At the time, the seizure seemed like it had thrown my life off track. But on the afternoon of June 18th (and again, a month later, as I edit this: July 19th), I have the perspective to see it as a lot more than just a nasty wrench thrown into my path.
That seizure has pushed me to do some remarkable things, which have had no place in these blogs. The spiritual experiences (see Blogs 1[CBD PAGE URL] & 2[CBD PAGE URL]) opened me to unexplored vistas inside myself. Those, and other incidents, have fueled some excellent writing—and one text-game which is a LONG way from done, but is at its heart an attempt to explain Depersonalization. (If you’re interested in seeing what’s public so far, here’s the first ‘level’.) It should be noted that this was written while I was still depersonalizing.
The physical limitations. In the State of Massachusetts, you can’t drive for six months after having a seizure (9/8/16. Counting down.); this restriction has forced me to modify my schedule and lifestyle. Needing to rely on rides to go anywhere has been painfully reminiscent of middle- and high school. As it’s gotten warmer, I’ve started to bike (not nearly enough), and have been loving it whenever I do. Plus, save-the-environment. Every little bit helps.
Two days post-seizure, I asked out a girl who I had been tentatively flirting with for a couple weeks beforehand. For awhile after feeling Death breathing down your neck, you become keenly aware of how precious every day moment and fragmentary experience truly IS. Emboldened by the realization of how brief and uncertain Life is, I made a move that I didn’t have the nerve to try before the seizure. What blossomed out of that has no place in these blogs, but I thank Who&Whatever for sending me the seizure simply for….
Music. Music, and food. And books. In the time after the seizure, I tasted, heard, read familiar things with the joy of a child discovering them for the first time. Just before the seizure, I pulled 20,000 Leagues Under The Sea off my bookshelf (prompted by a conversation with a friend); the day I got home from the hospital, I grabbed The Divine Invasion off that shelf as well. Reading those two books in the weeks following my seizure was revelatory, and led me back out of the Abyss.
I have a keen sense of synchronicity. Either it finds me, or my eyes are just open to it. In that postictal period, I was aware of the multitudinous threads woven through our existence.

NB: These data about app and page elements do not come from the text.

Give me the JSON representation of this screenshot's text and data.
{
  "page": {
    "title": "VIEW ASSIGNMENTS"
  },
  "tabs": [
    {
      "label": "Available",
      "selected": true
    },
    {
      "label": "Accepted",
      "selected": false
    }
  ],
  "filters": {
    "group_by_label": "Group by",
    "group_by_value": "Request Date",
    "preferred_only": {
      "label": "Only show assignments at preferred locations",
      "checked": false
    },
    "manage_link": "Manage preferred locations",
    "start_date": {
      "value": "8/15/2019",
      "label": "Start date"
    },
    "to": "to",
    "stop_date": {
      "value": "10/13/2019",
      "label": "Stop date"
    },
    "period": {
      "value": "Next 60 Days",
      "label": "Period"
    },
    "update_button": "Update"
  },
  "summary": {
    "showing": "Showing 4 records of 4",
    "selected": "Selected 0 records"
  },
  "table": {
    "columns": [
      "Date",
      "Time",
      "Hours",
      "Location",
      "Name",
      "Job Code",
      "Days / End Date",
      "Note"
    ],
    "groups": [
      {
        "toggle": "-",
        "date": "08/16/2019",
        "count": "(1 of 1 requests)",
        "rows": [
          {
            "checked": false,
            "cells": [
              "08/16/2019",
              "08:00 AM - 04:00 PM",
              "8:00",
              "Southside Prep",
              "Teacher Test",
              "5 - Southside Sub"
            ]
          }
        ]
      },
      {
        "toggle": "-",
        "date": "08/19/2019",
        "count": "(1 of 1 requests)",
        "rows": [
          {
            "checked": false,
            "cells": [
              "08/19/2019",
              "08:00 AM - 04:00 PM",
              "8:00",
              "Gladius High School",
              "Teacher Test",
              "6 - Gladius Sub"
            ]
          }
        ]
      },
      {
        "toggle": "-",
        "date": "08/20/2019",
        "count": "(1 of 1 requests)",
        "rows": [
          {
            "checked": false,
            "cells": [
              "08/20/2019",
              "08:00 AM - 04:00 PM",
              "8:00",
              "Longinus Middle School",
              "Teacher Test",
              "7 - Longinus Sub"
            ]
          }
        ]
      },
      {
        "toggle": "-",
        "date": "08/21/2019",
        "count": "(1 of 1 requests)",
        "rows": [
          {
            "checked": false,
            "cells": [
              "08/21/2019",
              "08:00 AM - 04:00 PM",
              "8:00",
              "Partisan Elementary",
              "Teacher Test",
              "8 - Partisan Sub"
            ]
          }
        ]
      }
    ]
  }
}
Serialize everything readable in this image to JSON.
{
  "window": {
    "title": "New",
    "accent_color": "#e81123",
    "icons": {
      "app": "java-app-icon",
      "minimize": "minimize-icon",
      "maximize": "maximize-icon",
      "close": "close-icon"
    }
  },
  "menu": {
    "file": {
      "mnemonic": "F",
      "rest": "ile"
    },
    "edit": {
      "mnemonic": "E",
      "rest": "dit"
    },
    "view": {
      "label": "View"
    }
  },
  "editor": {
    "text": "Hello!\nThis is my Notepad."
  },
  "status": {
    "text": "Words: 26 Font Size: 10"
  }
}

I want to show you what that’s like, and the best way I can is by sharing the following absolutely true circumstance.
This year, the vernal equinox (3/20/16; 12 days after my seizure) came with an unseasonal blizzard. A few days earlier (3/18/16), I decided to skip ahead a bit in 20Kutc—the narrator meticulously dates their exploits, and I wanted to find the closest O.T.D.: March 20th. As it so happened, the Nautilus was gliding under the South Pole.
“We were indeed exactly at the 20th of March. To-morrow, the 21st, would be the equinox; the sun would disappear behind the horizon for six months, and with its disappearance the long polar night would begin.”
I thought this was a peculiar coincidence, alongside the unseasonal storm-warnings that had been coming in all day.
But three days later (Day 2 of that blizzard), I happened upon the following passage in The Divine Invasion:
“…as he sat there on the bench with Zina, in the park, on this cold day so near the vernal equinox…”
I don’t know how you’d begin to calculate the odds of coming across these two passages, in books picked up for entirely different reasons, within days of a vernal-equinox-blizzard. Two references—not only to the spring equinox—but in particular an unusually cold one.
Our existence is truly miraculous, and the threads which connect it all are unspeakably weird sometimes.
20,000 Leagues Under the Sea